One of the verities of American society is that success breeds contempt—and regulation.
More than 30 years ago, Sen. Alfonse D’Amato stood before Congress and issued an urgent call to regulate a new, fast-spreading type of technology that threatened a vital industry. “Are we to wait until the American music industry is destroyed or until our local record stores and radio broadcasters are driven from the marketplace, before we act to manage this monumental change?” he asked.
The threat: digital audio tape, or DAT, which allowed users to make multiple, exact copies of recorded music for the first time. Facing what it thought was an existential challenge to its existence, the Recording Industry Association of America threatened to sue Sony, Philips and other manufacturers for copyright infringement unless they prevented consumers from ripping off their music.
Electronics manufacturers quickly worked out a deal with politicians and the RIAA. The result was the Audio Home Recording Act of 1992. It protected manufacturers from copyright suits as long as they paid royalties and installed a “Serial Copy Management System” on every recorder to prevent consumers from making digital copies of digital copies.
Nobody under the age of 50 remembers DAT any more. And royalties from that once-threatening technology? They dwindled to nothing years ago as cheaper compact disc players satisfied demand for digital music.
Remember “broadcast flags”? They followed a similar trajectory. This time, the Motion Picture Association of America was terrified that then-new digital broadcast signals would allow consumers to record movies and peddle them online. After negotiations with companies like Sony and Toshiba, the Federal Communications Commission in 2003 ordered TV manufacturers to install chips to detect and prevent copies of digital video content. But like AHRA, the broadcast flag soon faded into obscurity. A federal court struck it down in 2005 as exceeding the FCC’s powers, and the agency quietly eliminated it in 2011.
Legal Catch-Up Time
There’s nothing new about this cycle of emerging technology, entrenched economic interests and government regulation. The railroad industry went through it in the 19th century as farmers and shippers first embraced the new way to get their goods to market, then howled about extortionate rates, while existing railroads complained about newcomers invading their territory. A lawyer for the Philadelphia and Reading Railroad wrote the first bill proposing federal regulation. The Interstate Commerce Commission, created in 1887, represented a compromise between shippers seeking rate controls and incumbent railroads bent on eliminating “destructive” competition.

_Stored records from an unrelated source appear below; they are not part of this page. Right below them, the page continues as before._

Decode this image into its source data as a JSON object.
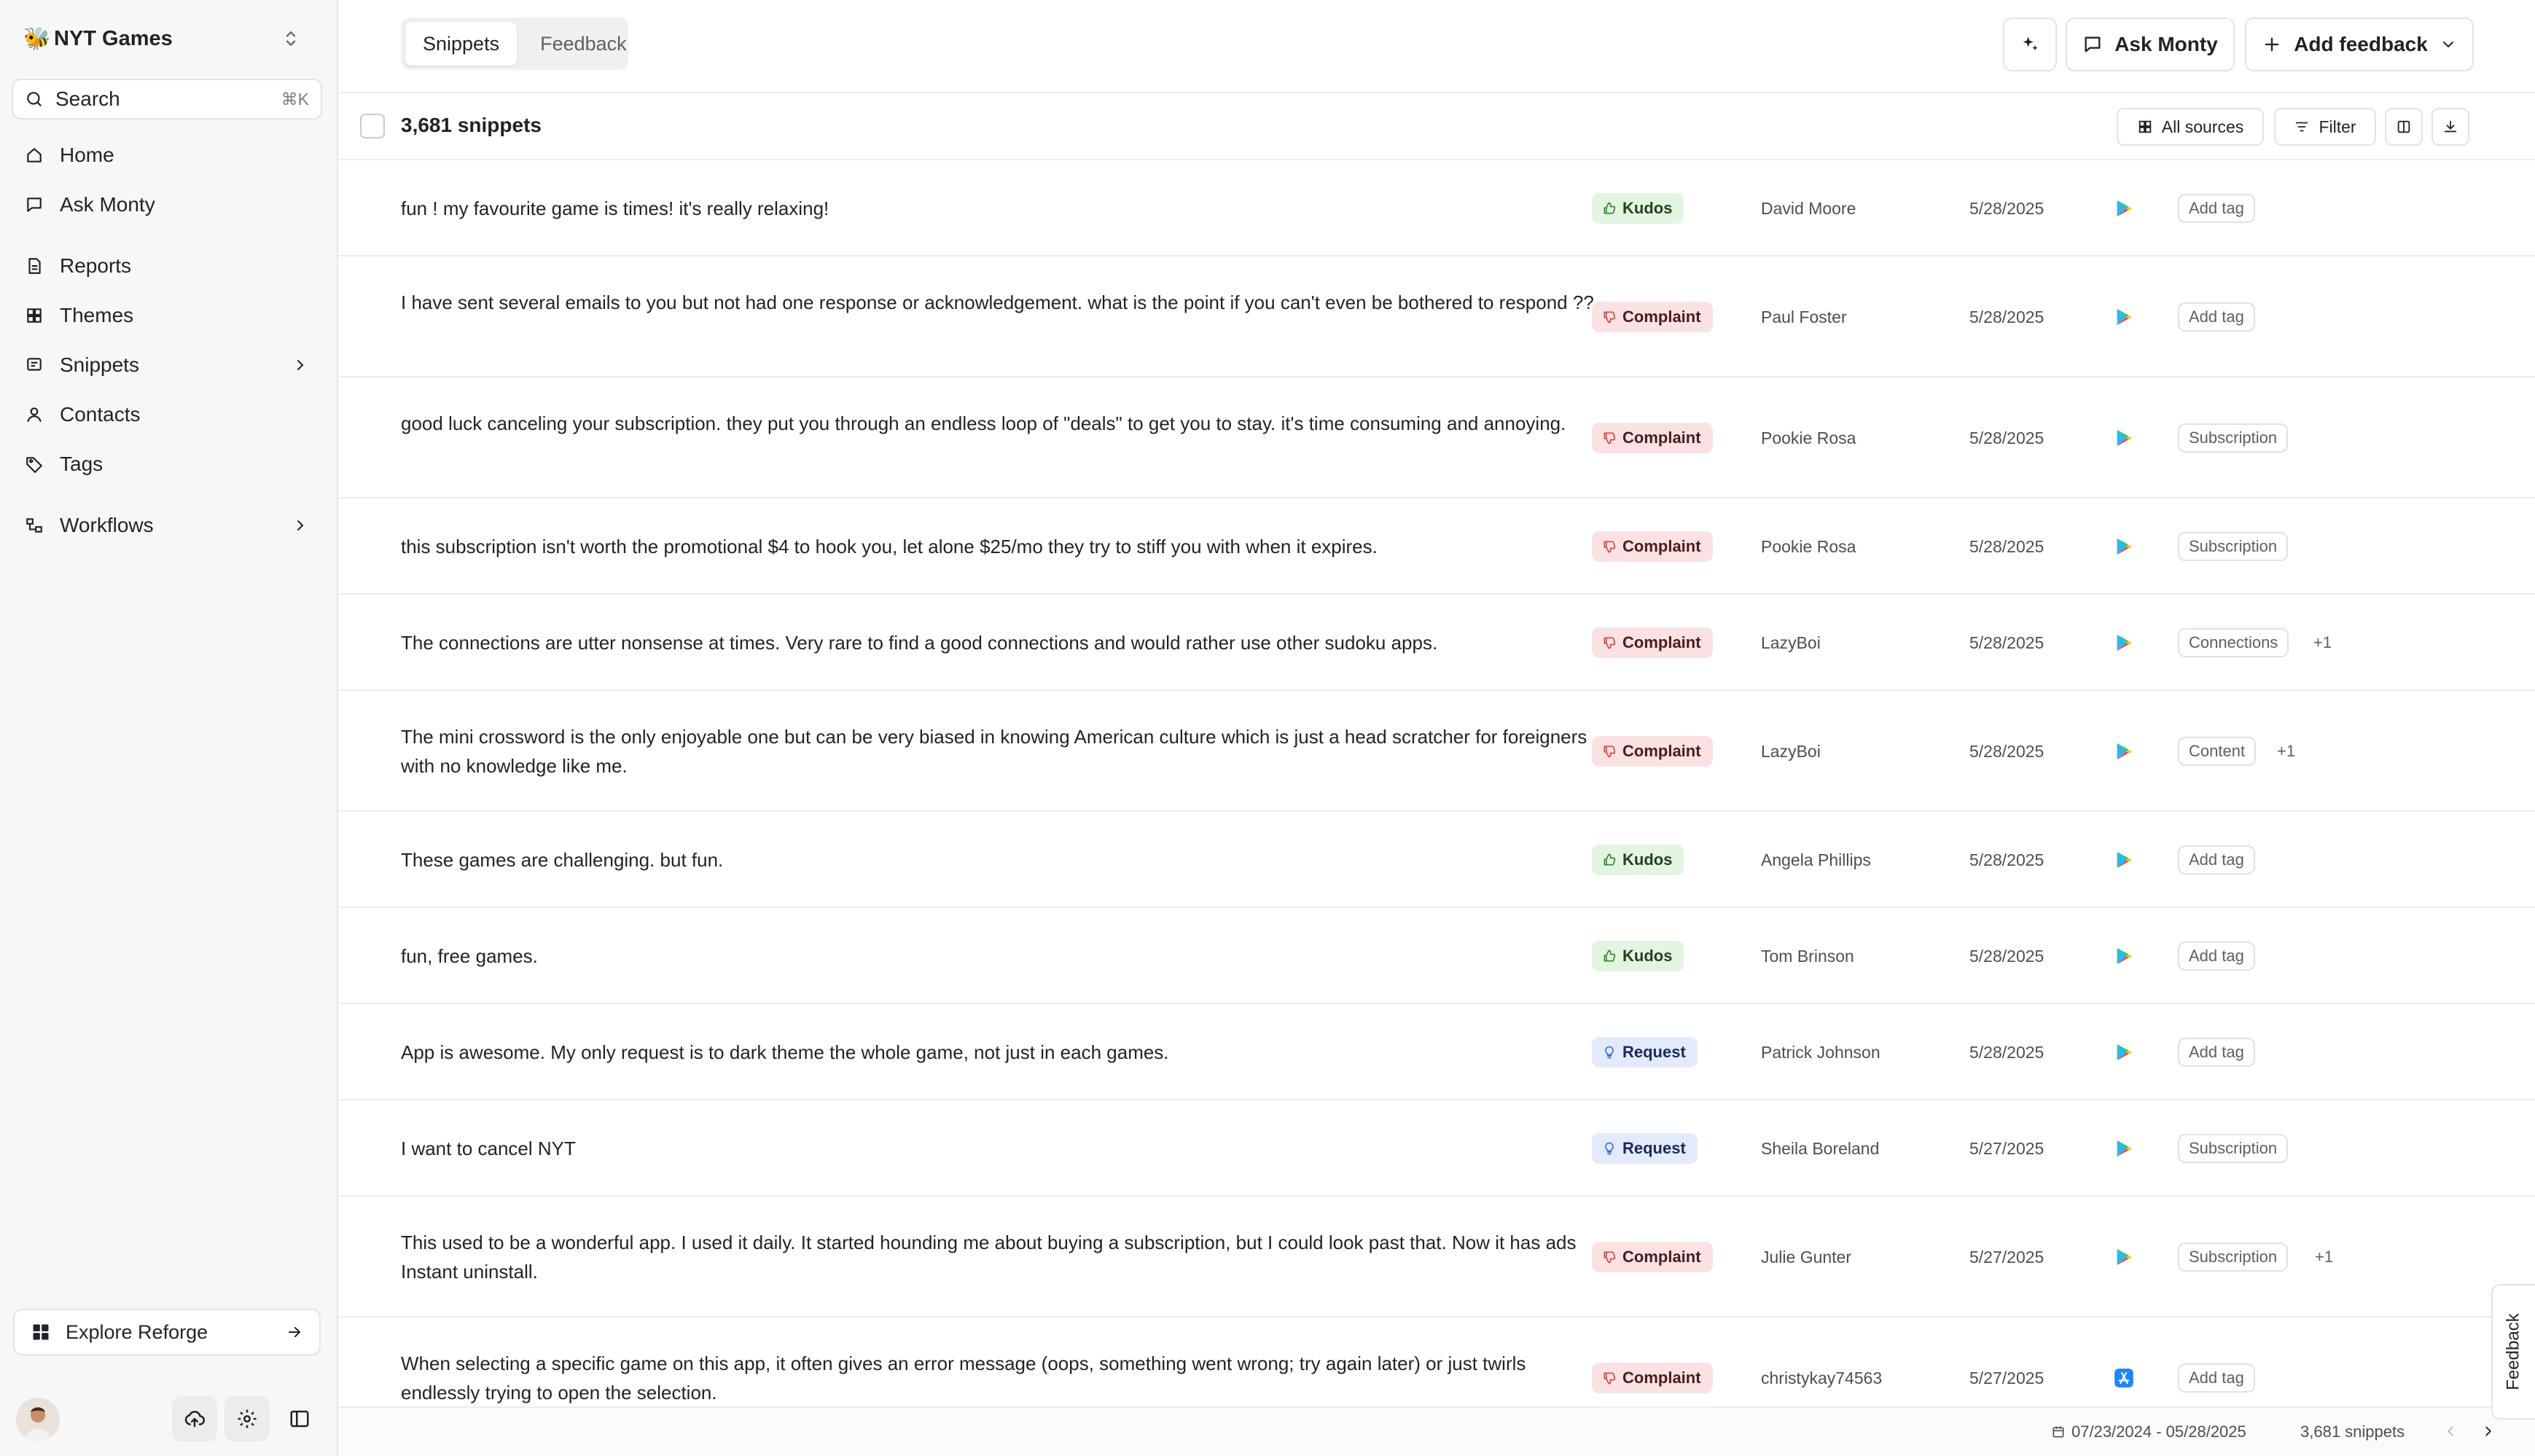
{
  "workspace": {
    "name": "NYT Games",
    "logo_icon": "bee-icon"
  },
  "search": {
    "label": "Search",
    "shortcut": "⌘K"
  },
  "sidebar": {
    "items": [
      {
        "label": "Home",
        "icon": "home-icon"
      },
      {
        "label": "Ask Monty",
        "icon": "chat-icon"
      },
      {
        "label": "Reports",
        "icon": "report-icon"
      },
      {
        "label": "Themes",
        "icon": "grid-icon"
      },
      {
        "label": "Snippets",
        "icon": "snippet-icon",
        "has_children": true
      },
      {
        "label": "Contacts",
        "icon": "person-icon"
      },
      {
        "label": "Tags",
        "icon": "tag-icon"
      },
      {
        "label": "Workflows",
        "icon": "workflow-icon",
        "has_children": true
      }
    ],
    "explore_label": "Explore Reforge"
  },
  "tabs": [
    {
      "label": "Snippets",
      "active": true
    },
    {
      "label": "Feedback",
      "active": false
    }
  ],
  "toolbar": {
    "ask_label": "Ask Monty",
    "add_label": "Add feedback"
  },
  "list": {
    "count_label": "3,681 snippets",
    "all_sources_label": "All sources",
    "filter_label": "Filter"
  },
  "rows": [
    {
      "text": "fun ! my favourite game is times! it's really relaxing!",
      "category": "Kudos",
      "author": "David Moore",
      "date": "5/28/2025",
      "source": "google-play",
      "tag": "Add tag",
      "extra": ""
    },
    {
      "text": "I have sent several emails to you but not had one response or acknowledgement. what is the point if you can't even be bothered to respond ??",
      "category": "Complaint",
      "author": "Paul Foster",
      "date": "5/28/2025",
      "source": "google-play",
      "tag": "Add tag",
      "extra": ""
    },
    {
      "text": "good luck canceling your subscription. they put you through an endless loop of \"deals\" to get you to stay. it's time consuming and annoying.",
      "category": "Complaint",
      "author": "Pookie Rosa",
      "date": "5/28/2025",
      "source": "google-play",
      "tag": "Subscription",
      "extra": ""
    },
    {
      "text": "this subscription isn't worth the promotional $4 to hook you, let alone $25/mo they try to stiff you with when it expires.",
      "category": "Complaint",
      "author": "Pookie Rosa",
      "date": "5/28/2025",
      "source": "google-play",
      "tag": "Subscription",
      "extra": ""
    },
    {
      "text": "The connections are utter nonsense at times. Very rare to find a good connections and would rather use other sudoku apps.",
      "category": "Complaint",
      "author": "LazyBoi",
      "date": "5/28/2025",
      "source": "google-play",
      "tag": "Connections",
      "extra": "+1"
    },
    {
      "text": "The mini crossword is the only enjoyable one but can be very biased in knowing American culture which is just a head scratcher for foreigners with no knowledge like me.",
      "category": "Complaint",
      "author": "LazyBoi",
      "date": "5/28/2025",
      "source": "google-play",
      "tag": "Content",
      "extra": "+1"
    },
    {
      "text": "These games are challenging. but fun.",
      "category": "Kudos",
      "author": "Angela Phillips",
      "date": "5/28/2025",
      "source": "google-play",
      "tag": "Add tag",
      "extra": ""
    },
    {
      "text": "fun, free games.",
      "category": "Kudos",
      "author": "Tom Brinson",
      "date": "5/28/2025",
      "source": "google-play",
      "tag": "Add tag",
      "extra": ""
    },
    {
      "text": "App is awesome. My only request is to dark theme the whole game, not just in each games.",
      "category": "Request",
      "author": "Patrick Johnson",
      "date": "5/28/2025",
      "source": "google-play",
      "tag": "Add tag",
      "extra": ""
    },
    {
      "text": "I want to cancel NYT",
      "category": "Request",
      "author": "Sheila Boreland",
      "date": "5/27/2025",
      "source": "google-play",
      "tag": "Subscription",
      "extra": ""
    },
    {
      "text": "This used to be a wonderful app. I used it daily. It started hounding me about buying a subscription, but I could look past that. Now it has ads Instant uninstall.",
      "category": "Complaint",
      "author": "Julie Gunter",
      "date": "5/27/2025",
      "source": "google-play",
      "tag": "Subscription",
      "extra": "+1"
    },
    {
      "text": "When selecting a specific game on this app, it often gives an error message (oops, something went wrong; try again later) or just twirls endlessly trying to open the selection.",
      "category": "Complaint",
      "author": "christykay74563",
      "date": "5/27/2025",
      "source": "app-store",
      "tag": "Add tag",
      "extra": ""
    }
  ],
  "footer": {
    "date_range": "07/23/2024 - 05/28/2025",
    "count_label": "3,681 snippets"
  },
  "feedback_tab_label": "Feedback",
  "colors": {
    "kudos_bg": "#e4f4e2",
    "complaint_bg": "#fbe2e2",
    "request_bg": "#e3eafc",
    "request_icon": "#3b6fe0",
    "kudos_icon": "#2e8a2a",
    "complaint_icon": "#d04545"
  }
}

Now it’s social media’s time to cut a deal. In 1996, Congress helped launch the Internet as a viable business by passing Section 230, protecting social-media platforms against lawsuits for hosting content created by third parties. That compromise is getting tattered at the edges now that companies like Google and Facebook stand atop the S&P 500 Index.
In February, Google was forced to defend itself before the U.S. Supreme Court against claims its algorithms pushed violent content in front of viewers vulnerable to suggestion, inspiring them to commit terrorist acts. School districts are suing social-media companies for poisoning the minds of youth. The entire scenario, from algorithms to video on demand, was virtually inconceivable 50 years ago, just as a steam locomotive would have astounded a farmer in the 1700s. But now that Google and its peers have arrived, they have to play by the rules. And in America, those rules include negotiating with their opponents to establish new regulations in exchange for relief from potentially ruinous lawsuits and government meddling. Welcome to the club.